Scientific fraud? DuPont study deliberately hid toxic effects of GMOs fed to rats
by: David Gutierrez
Tuesday, July 29, 2014
A pair of studies recently published in the journal Food and Chemical Toxicology (FCT) reveals the double standard used in evaluating the safety of genetically modified (GM) foods, says Claire Robinson, in a July 11 editorial on the website GM Watch.
Editorial double standard
In November 2013, FCT editor A. Wallace Hayes forcibly retracted a study led by researcher Gilles-Eric Seralini. The long-term study had found organ damage, hormone disruption and increased tumor and mortality rates in rats fed NK603 “Roundup Ready” (glyphosate-resistant) GM corn contaminated with glyphosate levels ruled safe by regulators. In retracting the paper, Hayes called the findings “inconclusive,” because not enough rats were studied and because the variety of rat used (Sprague-Dawley) was particularly prone to tumors.
Researchers worldwide mocked “inconclusiveness” as a rationale for retracting a paper.

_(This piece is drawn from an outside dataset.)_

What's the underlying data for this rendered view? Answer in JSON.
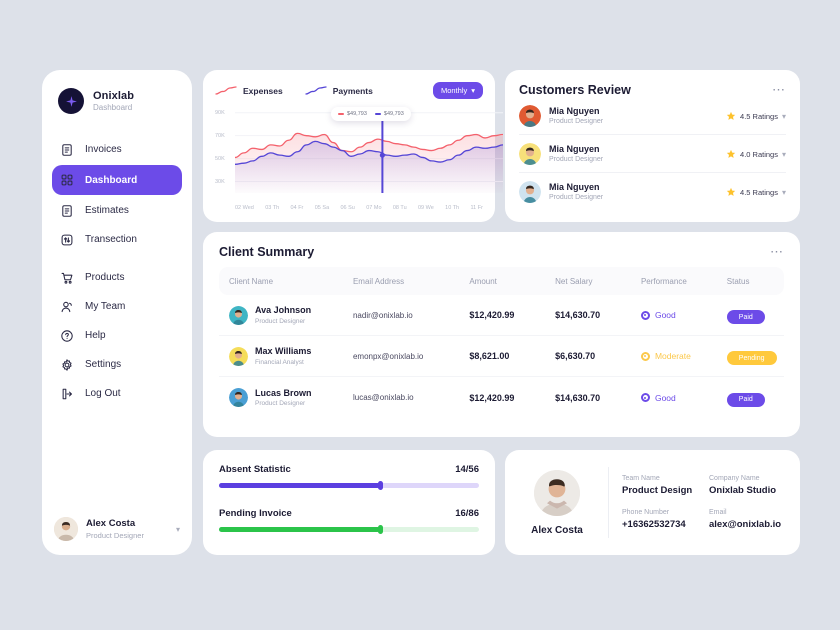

Jack Heinemann of the University of Canterbury, New Zealand, noted that this criterion would have forced the retraction of the two famous papers in which James Watson and Francis Crick described the structure and replication mechanism of DNA; it was later research that eventually rendered their findings conclusive.